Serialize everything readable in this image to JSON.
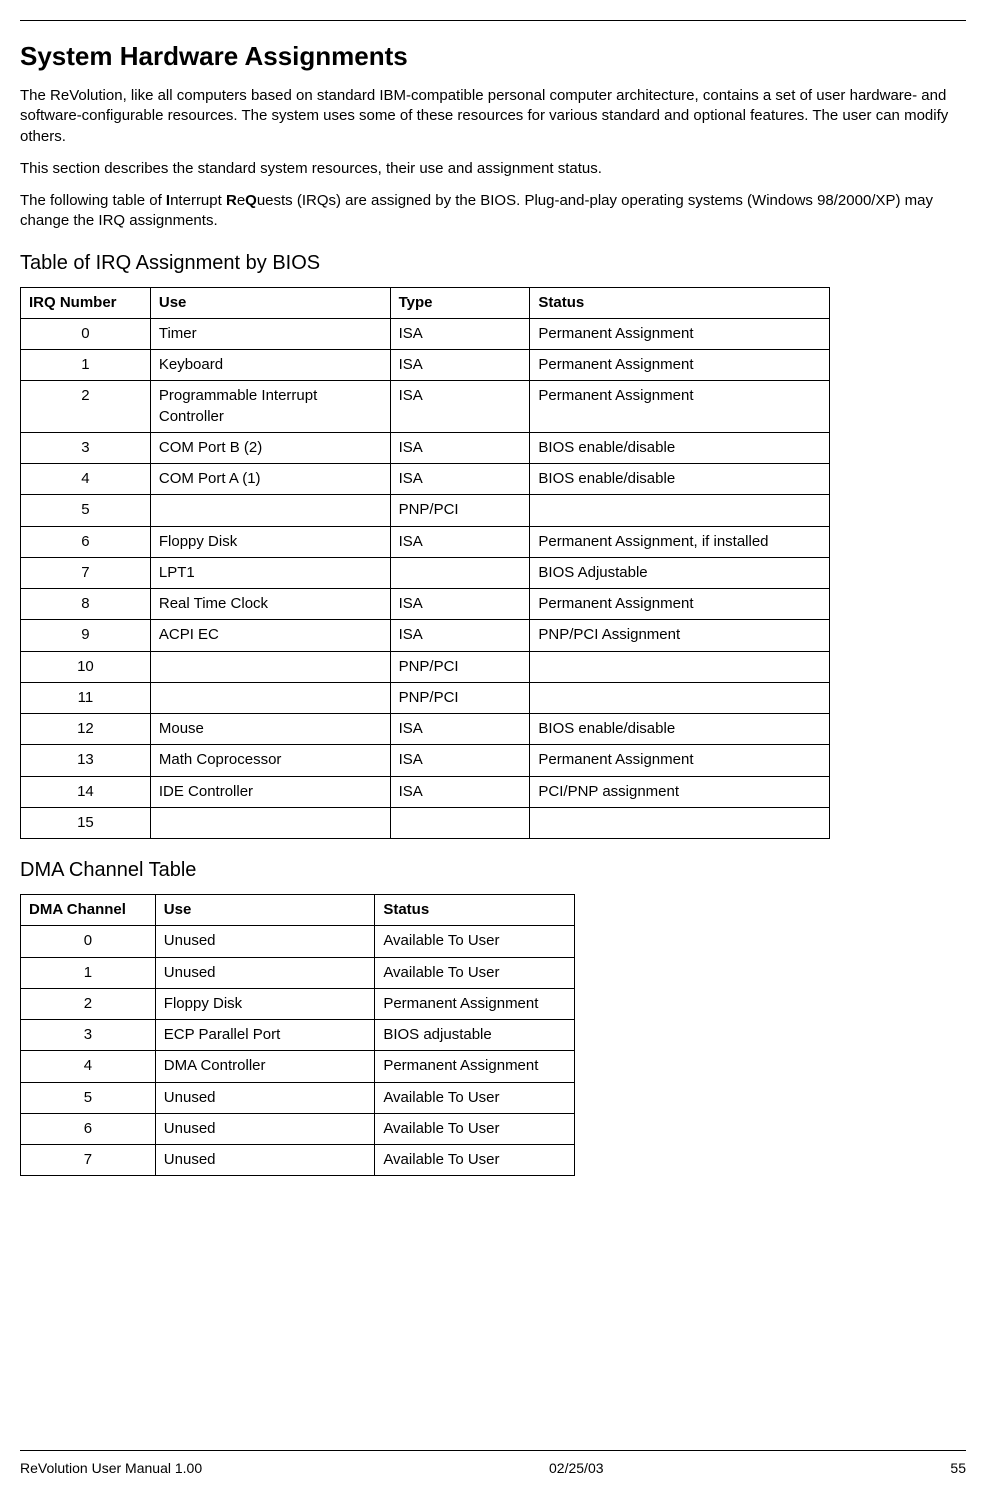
{
  "header": {
    "title": "System Hardware Assignments"
  },
  "intro": {
    "para1": "The ReVolution, like all computers based on standard IBM-compatible personal computer architecture, contains a set of user hardware- and software-configurable resources. The system uses some of these resources for various standard and optional features. The user can modify others.",
    "para2": "This section describes the standard system resources, their use and assignment status.",
    "para3_pre": "The following table of ",
    "para3_i": "I",
    "para3_mid1": "nterrupt ",
    "para3_r": "R",
    "para3_mid2": "e",
    "para3_q": "Q",
    "para3_post": "uests (IRQs) are assigned by the BIOS. Plug-and-play operating systems (Windows 98/2000/XP) may change the IRQ assignments."
  },
  "irq": {
    "heading": "Table of IRQ Assignment by BIOS",
    "cols": [
      "IRQ Number",
      "Use",
      "Type",
      "Status"
    ],
    "rows": [
      {
        "n": "0",
        "use": "Timer",
        "type": "ISA",
        "status": "Permanent Assignment"
      },
      {
        "n": "1",
        "use": "Keyboard",
        "type": "ISA",
        "status": "Permanent Assignment"
      },
      {
        "n": "2",
        "use": "Programmable Interrupt Controller",
        "type": "ISA",
        "status": "Permanent Assignment"
      },
      {
        "n": "3",
        "use": "COM Port B (2)",
        "type": "ISA",
        "status": "BIOS enable/disable"
      },
      {
        "n": "4",
        "use": "COM Port A (1)",
        "type": "ISA",
        "status": "BIOS enable/disable"
      },
      {
        "n": "5",
        "use": "",
        "type": "PNP/PCI",
        "status": ""
      },
      {
        "n": "6",
        "use": "Floppy Disk",
        "type": "ISA",
        "status": "Permanent Assignment, if installed"
      },
      {
        "n": "7",
        "use": "LPT1",
        "type": "",
        "status": "BIOS Adjustable"
      },
      {
        "n": "8",
        "use": "Real Time Clock",
        "type": "ISA",
        "status": "Permanent Assignment"
      },
      {
        "n": "9",
        "use": "ACPI EC",
        "type": "ISA",
        "status": "PNP/PCI Assignment"
      },
      {
        "n": "10",
        "use": "",
        "type": "PNP/PCI",
        "status": ""
      },
      {
        "n": "11",
        "use": "",
        "type": "PNP/PCI",
        "status": ""
      },
      {
        "n": "12",
        "use": "Mouse",
        "type": "ISA",
        "status": "BIOS enable/disable"
      },
      {
        "n": "13",
        "use": "Math Coprocessor",
        "type": "ISA",
        "status": "Permanent Assignment"
      },
      {
        "n": "14",
        "use": "IDE Controller",
        "type": "ISA",
        "status": "PCI/PNP assignment"
      },
      {
        "n": "15",
        "use": "",
        "type": "",
        "status": ""
      }
    ]
  },
  "dma": {
    "heading": "DMA Channel Table",
    "cols": [
      "DMA Channel",
      "Use",
      "Status"
    ],
    "rows": [
      {
        "n": "0",
        "use": "Unused",
        "status": "Available To User"
      },
      {
        "n": "1",
        "use": "Unused",
        "status": "Available To User"
      },
      {
        "n": "2",
        "use": "Floppy Disk",
        "status": "Permanent Assignment"
      },
      {
        "n": "3",
        "use": "ECP Parallel Port",
        "status": "BIOS adjustable"
      },
      {
        "n": "4",
        "use": "DMA Controller",
        "status": "Permanent Assignment"
      },
      {
        "n": "5",
        "use": "Unused",
        "status": "Available To User"
      },
      {
        "n": "6",
        "use": "Unused",
        "status": "Available To User"
      },
      {
        "n": "7",
        "use": "Unused",
        "status": "Available To User"
      }
    ]
  },
  "footer": {
    "left": "ReVolution User Manual 1.00",
    "center": "02/25/03",
    "right": "55"
  }
}
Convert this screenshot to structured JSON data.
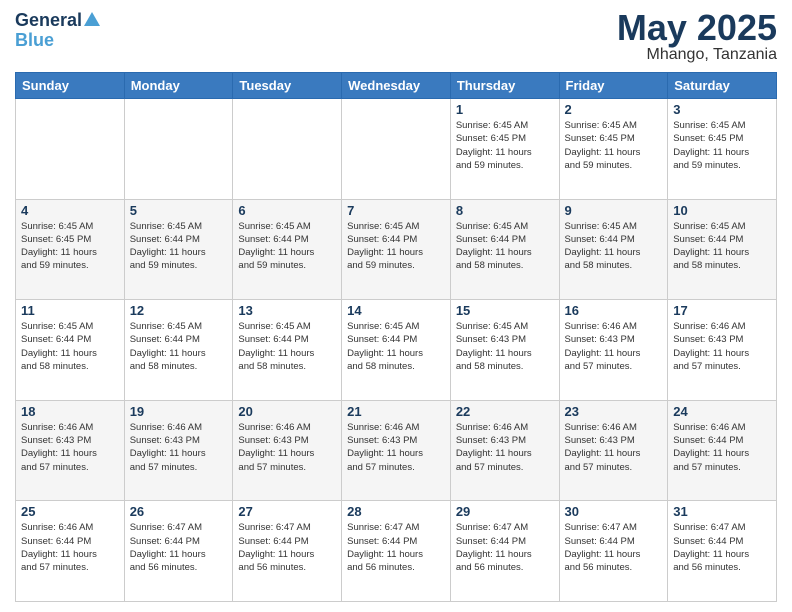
{
  "header": {
    "logo_general": "General",
    "logo_blue": "Blue",
    "month_title": "May 2025",
    "location": "Mhango, Tanzania"
  },
  "days_of_week": [
    "Sunday",
    "Monday",
    "Tuesday",
    "Wednesday",
    "Thursday",
    "Friday",
    "Saturday"
  ],
  "weeks": [
    [
      {
        "day": "",
        "info": ""
      },
      {
        "day": "",
        "info": ""
      },
      {
        "day": "",
        "info": ""
      },
      {
        "day": "",
        "info": ""
      },
      {
        "day": "1",
        "info": "Sunrise: 6:45 AM\nSunset: 6:45 PM\nDaylight: 11 hours\nand 59 minutes."
      },
      {
        "day": "2",
        "info": "Sunrise: 6:45 AM\nSunset: 6:45 PM\nDaylight: 11 hours\nand 59 minutes."
      },
      {
        "day": "3",
        "info": "Sunrise: 6:45 AM\nSunset: 6:45 PM\nDaylight: 11 hours\nand 59 minutes."
      }
    ],
    [
      {
        "day": "4",
        "info": "Sunrise: 6:45 AM\nSunset: 6:45 PM\nDaylight: 11 hours\nand 59 minutes."
      },
      {
        "day": "5",
        "info": "Sunrise: 6:45 AM\nSunset: 6:44 PM\nDaylight: 11 hours\nand 59 minutes."
      },
      {
        "day": "6",
        "info": "Sunrise: 6:45 AM\nSunset: 6:44 PM\nDaylight: 11 hours\nand 59 minutes."
      },
      {
        "day": "7",
        "info": "Sunrise: 6:45 AM\nSunset: 6:44 PM\nDaylight: 11 hours\nand 59 minutes."
      },
      {
        "day": "8",
        "info": "Sunrise: 6:45 AM\nSunset: 6:44 PM\nDaylight: 11 hours\nand 58 minutes."
      },
      {
        "day": "9",
        "info": "Sunrise: 6:45 AM\nSunset: 6:44 PM\nDaylight: 11 hours\nand 58 minutes."
      },
      {
        "day": "10",
        "info": "Sunrise: 6:45 AM\nSunset: 6:44 PM\nDaylight: 11 hours\nand 58 minutes."
      }
    ],
    [
      {
        "day": "11",
        "info": "Sunrise: 6:45 AM\nSunset: 6:44 PM\nDaylight: 11 hours\nand 58 minutes."
      },
      {
        "day": "12",
        "info": "Sunrise: 6:45 AM\nSunset: 6:44 PM\nDaylight: 11 hours\nand 58 minutes."
      },
      {
        "day": "13",
        "info": "Sunrise: 6:45 AM\nSunset: 6:44 PM\nDaylight: 11 hours\nand 58 minutes."
      },
      {
        "day": "14",
        "info": "Sunrise: 6:45 AM\nSunset: 6:44 PM\nDaylight: 11 hours\nand 58 minutes."
      },
      {
        "day": "15",
        "info": "Sunrise: 6:45 AM\nSunset: 6:43 PM\nDaylight: 11 hours\nand 58 minutes."
      },
      {
        "day": "16",
        "info": "Sunrise: 6:46 AM\nSunset: 6:43 PM\nDaylight: 11 hours\nand 57 minutes."
      },
      {
        "day": "17",
        "info": "Sunrise: 6:46 AM\nSunset: 6:43 PM\nDaylight: 11 hours\nand 57 minutes."
      }
    ],
    [
      {
        "day": "18",
        "info": "Sunrise: 6:46 AM\nSunset: 6:43 PM\nDaylight: 11 hours\nand 57 minutes."
      },
      {
        "day": "19",
        "info": "Sunrise: 6:46 AM\nSunset: 6:43 PM\nDaylight: 11 hours\nand 57 minutes."
      },
      {
        "day": "20",
        "info": "Sunrise: 6:46 AM\nSunset: 6:43 PM\nDaylight: 11 hours\nand 57 minutes."
      },
      {
        "day": "21",
        "info": "Sunrise: 6:46 AM\nSunset: 6:43 PM\nDaylight: 11 hours\nand 57 minutes."
      },
      {
        "day": "22",
        "info": "Sunrise: 6:46 AM\nSunset: 6:43 PM\nDaylight: 11 hours\nand 57 minutes."
      },
      {
        "day": "23",
        "info": "Sunrise: 6:46 AM\nSunset: 6:43 PM\nDaylight: 11 hours\nand 57 minutes."
      },
      {
        "day": "24",
        "info": "Sunrise: 6:46 AM\nSunset: 6:44 PM\nDaylight: 11 hours\nand 57 minutes."
      }
    ],
    [
      {
        "day": "25",
        "info": "Sunrise: 6:46 AM\nSunset: 6:44 PM\nDaylight: 11 hours\nand 57 minutes."
      },
      {
        "day": "26",
        "info": "Sunrise: 6:47 AM\nSunset: 6:44 PM\nDaylight: 11 hours\nand 56 minutes."
      },
      {
        "day": "27",
        "info": "Sunrise: 6:47 AM\nSunset: 6:44 PM\nDaylight: 11 hours\nand 56 minutes."
      },
      {
        "day": "28",
        "info": "Sunrise: 6:47 AM\nSunset: 6:44 PM\nDaylight: 11 hours\nand 56 minutes."
      },
      {
        "day": "29",
        "info": "Sunrise: 6:47 AM\nSunset: 6:44 PM\nDaylight: 11 hours\nand 56 minutes."
      },
      {
        "day": "30",
        "info": "Sunrise: 6:47 AM\nSunset: 6:44 PM\nDaylight: 11 hours\nand 56 minutes."
      },
      {
        "day": "31",
        "info": "Sunrise: 6:47 AM\nSunset: 6:44 PM\nDaylight: 11 hours\nand 56 minutes."
      }
    ]
  ]
}
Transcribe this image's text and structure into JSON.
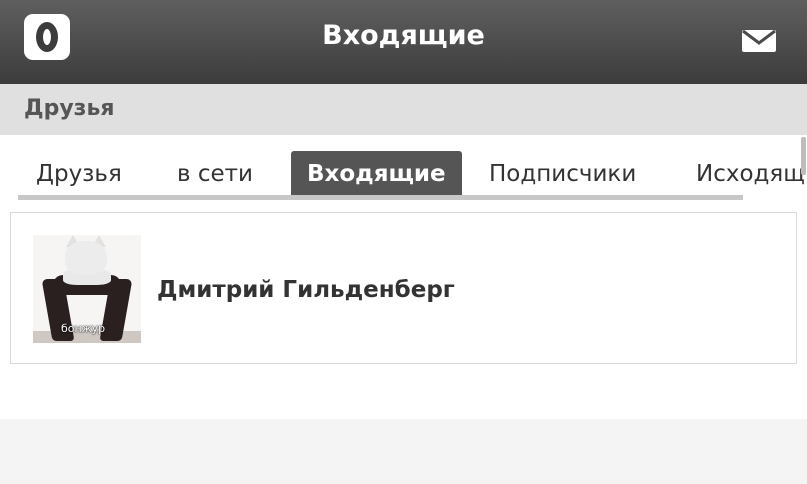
{
  "header": {
    "logo": "odnoklassniki-logo",
    "title": "Входящие",
    "mail_icon": "envelope-icon"
  },
  "section": {
    "title": "Друзья"
  },
  "tabs": [
    {
      "label": "Друзья",
      "active": false
    },
    {
      "label": "в сети",
      "active": false
    },
    {
      "label": "Входящие",
      "active": true
    },
    {
      "label": "Подписчики",
      "active": false
    },
    {
      "label": "Исходящ",
      "active": false
    }
  ],
  "requests": [
    {
      "name": "Дмитрий Гильденберг",
      "avatar_caption": "бонжур"
    }
  ],
  "colors": {
    "header_bg": "#4a4a4a",
    "section_bg": "#e0e0e0",
    "active_tab_bg": "#555555",
    "underline": "#c7c7c7"
  }
}
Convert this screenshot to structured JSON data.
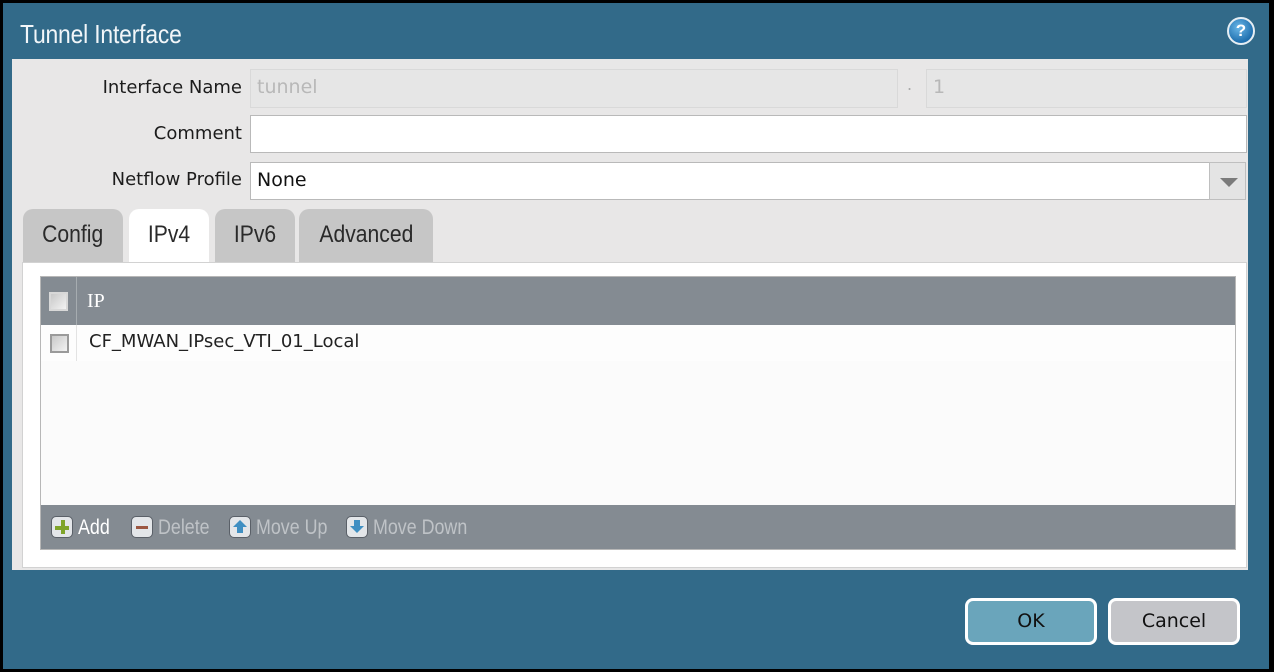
{
  "dialog": {
    "title": "Tunnel Interface",
    "help_icon": "?"
  },
  "form": {
    "interface_name": {
      "label": "Interface Name",
      "value": "tunnel",
      "separator": ".",
      "suffix": "1"
    },
    "comment": {
      "label": "Comment",
      "value": ""
    },
    "netflow_profile": {
      "label": "Netflow Profile",
      "value": "None"
    }
  },
  "tabs": [
    {
      "label": "Config",
      "active": false
    },
    {
      "label": "IPv4",
      "active": true
    },
    {
      "label": "IPv6",
      "active": false
    },
    {
      "label": "Advanced",
      "active": false
    }
  ],
  "ip_table": {
    "header": "IP",
    "rows": [
      {
        "ip": "CF_MWAN_IPsec_VTI_01_Local",
        "checked": false
      }
    ]
  },
  "toolbar": {
    "add": "Add",
    "delete": "Delete",
    "move_up": "Move Up",
    "move_down": "Move Down"
  },
  "buttons": {
    "ok": "OK",
    "cancel": "Cancel"
  },
  "colors": {
    "titlebar": "#326a89",
    "ok_button": "#6aa5bb",
    "cancel_button": "#c4c5c9",
    "grid_header": "#848b92"
  }
}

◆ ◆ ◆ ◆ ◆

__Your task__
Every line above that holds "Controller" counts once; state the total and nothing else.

__Task result__
3